The Explanation

In verses 14-16, when G‑d tells Noach how to make the ark, not every detail is included. For example, later we find that "Noach removed the covering of the ark" (8:13), and yet G‑d never told Noach explicitly to make a covering. Obviously, G‑d left it to Noach to figure out for himself those details which were an obvious necessity.

Similarly, in the case of light: G‑d did not have to tell Noach to bring a source of light into the ark, for light is a basic necessity whose need is self-understood.

Thus, on reading our verse, Rashi was troubled: Why was Noach told to "make a light for the ark"? Surely that was an obvious thing to do?

Rashi concluded that Noach would certainly have brought candles and oil lamps into the ark in any case, without being instructed to do so explicitly by G‑d. Our verse, therefore, must be speaking of an addittonal source of light, besides the basic source of light which Noach and his family used for living purposes.

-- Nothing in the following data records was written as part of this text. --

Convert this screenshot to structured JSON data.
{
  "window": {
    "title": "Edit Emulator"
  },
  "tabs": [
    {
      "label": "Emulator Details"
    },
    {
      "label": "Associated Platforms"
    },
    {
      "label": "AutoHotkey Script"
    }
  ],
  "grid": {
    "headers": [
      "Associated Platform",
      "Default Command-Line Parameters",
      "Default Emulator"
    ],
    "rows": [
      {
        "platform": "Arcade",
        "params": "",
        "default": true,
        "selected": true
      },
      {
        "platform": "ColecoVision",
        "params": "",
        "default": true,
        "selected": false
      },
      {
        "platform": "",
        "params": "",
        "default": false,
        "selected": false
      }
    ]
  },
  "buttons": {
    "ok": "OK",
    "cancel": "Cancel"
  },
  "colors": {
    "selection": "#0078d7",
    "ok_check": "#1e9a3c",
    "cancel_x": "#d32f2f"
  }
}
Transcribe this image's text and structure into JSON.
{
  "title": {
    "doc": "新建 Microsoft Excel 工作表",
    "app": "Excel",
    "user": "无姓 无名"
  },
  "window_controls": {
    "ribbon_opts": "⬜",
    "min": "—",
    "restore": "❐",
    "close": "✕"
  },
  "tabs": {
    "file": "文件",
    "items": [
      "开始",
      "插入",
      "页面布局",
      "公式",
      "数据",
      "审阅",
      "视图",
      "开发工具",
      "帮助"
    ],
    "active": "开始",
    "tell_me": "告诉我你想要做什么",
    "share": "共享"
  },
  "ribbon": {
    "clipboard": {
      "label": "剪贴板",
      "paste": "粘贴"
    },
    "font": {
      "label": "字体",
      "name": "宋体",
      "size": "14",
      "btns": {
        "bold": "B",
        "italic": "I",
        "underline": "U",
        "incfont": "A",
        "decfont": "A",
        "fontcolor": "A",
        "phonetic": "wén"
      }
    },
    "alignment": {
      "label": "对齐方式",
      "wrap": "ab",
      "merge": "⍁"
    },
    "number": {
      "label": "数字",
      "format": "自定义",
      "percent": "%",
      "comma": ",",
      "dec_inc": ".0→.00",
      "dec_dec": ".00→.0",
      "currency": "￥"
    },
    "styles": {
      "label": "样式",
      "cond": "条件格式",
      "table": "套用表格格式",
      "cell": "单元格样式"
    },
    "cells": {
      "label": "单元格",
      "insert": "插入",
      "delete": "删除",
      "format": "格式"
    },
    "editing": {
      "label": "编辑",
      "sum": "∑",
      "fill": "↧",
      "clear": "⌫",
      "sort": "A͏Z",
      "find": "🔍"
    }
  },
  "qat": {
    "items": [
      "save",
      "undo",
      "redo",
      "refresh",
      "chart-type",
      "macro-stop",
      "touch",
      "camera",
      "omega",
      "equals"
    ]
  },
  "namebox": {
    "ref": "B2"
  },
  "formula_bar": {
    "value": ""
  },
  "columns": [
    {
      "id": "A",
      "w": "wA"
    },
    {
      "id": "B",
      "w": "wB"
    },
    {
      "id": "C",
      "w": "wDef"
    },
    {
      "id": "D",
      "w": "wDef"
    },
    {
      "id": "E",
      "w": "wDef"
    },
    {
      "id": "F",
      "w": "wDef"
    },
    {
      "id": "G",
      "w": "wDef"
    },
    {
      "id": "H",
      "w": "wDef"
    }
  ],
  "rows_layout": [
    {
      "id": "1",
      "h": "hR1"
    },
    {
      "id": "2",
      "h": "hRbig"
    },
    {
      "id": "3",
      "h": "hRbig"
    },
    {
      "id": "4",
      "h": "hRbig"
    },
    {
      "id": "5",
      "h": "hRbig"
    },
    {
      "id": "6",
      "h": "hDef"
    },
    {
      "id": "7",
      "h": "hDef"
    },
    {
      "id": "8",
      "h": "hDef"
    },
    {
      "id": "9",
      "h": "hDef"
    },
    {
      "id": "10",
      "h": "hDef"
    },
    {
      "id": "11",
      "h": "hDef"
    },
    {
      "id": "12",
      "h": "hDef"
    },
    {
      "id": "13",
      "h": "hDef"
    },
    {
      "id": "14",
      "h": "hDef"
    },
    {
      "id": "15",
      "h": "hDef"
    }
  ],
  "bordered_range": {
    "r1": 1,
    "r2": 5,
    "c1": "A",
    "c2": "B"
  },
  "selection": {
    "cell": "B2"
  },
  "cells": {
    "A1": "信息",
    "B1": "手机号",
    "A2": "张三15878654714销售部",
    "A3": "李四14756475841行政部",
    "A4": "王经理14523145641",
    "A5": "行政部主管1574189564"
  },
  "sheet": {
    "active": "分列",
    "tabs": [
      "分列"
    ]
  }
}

The most simple explanation is that Noach made a window. Without an explicit command from G‑d, it was unlikely that Noach would have made a window (or windows) on his own accord, since:

  1. He had to carry candles in any case for use at night, so he might as well have used them in the day too.

  2. A window might have compromised the safety of the ark.

However, G‑d told him to make a window to provide extra light. Therefore, even though during the forty days of rain there was no light (since the heavenly bodies stopped functioning), the window was still of value as it provided light during the following period when the waters were subsiding. And since Noach had another light source, he was able to use that during the forty days when no light came through the window.

Nevertheless, Rashi was not completely satisfied with this explanation, since:

  1. The light would only have reached a small portion of the ark.

  2. During the forty days when there was no natural light, the window was useless. This appears to be incompatible with the verse which states, "You should make a light for the ark," since it turns out that most of the ark did not benefit from this light in any case, and the part that did benefit only did so after the rains had ceased.

Therefore Rashi offers a second interpretation, that the supplementary light source was a precious stone, for this:

  1. Could have been moved around the whole of the ark.

  2. Could have been used the entire period of the ark's occupation, even during the forty days of darkness.

However, in the final analysis, this solution is the inferior of the two, since the verse states, "You should make a light for the ark," and one does not "make" a precious stone. Rather, the correct expression would have been, "You should bring a precious stone into the ark." So while this interpretation is logically more acceptable, it is less scripturally compatible, and Rashi records it last.

(Based on Likutei Sichos vol. 10, p. 19ff.)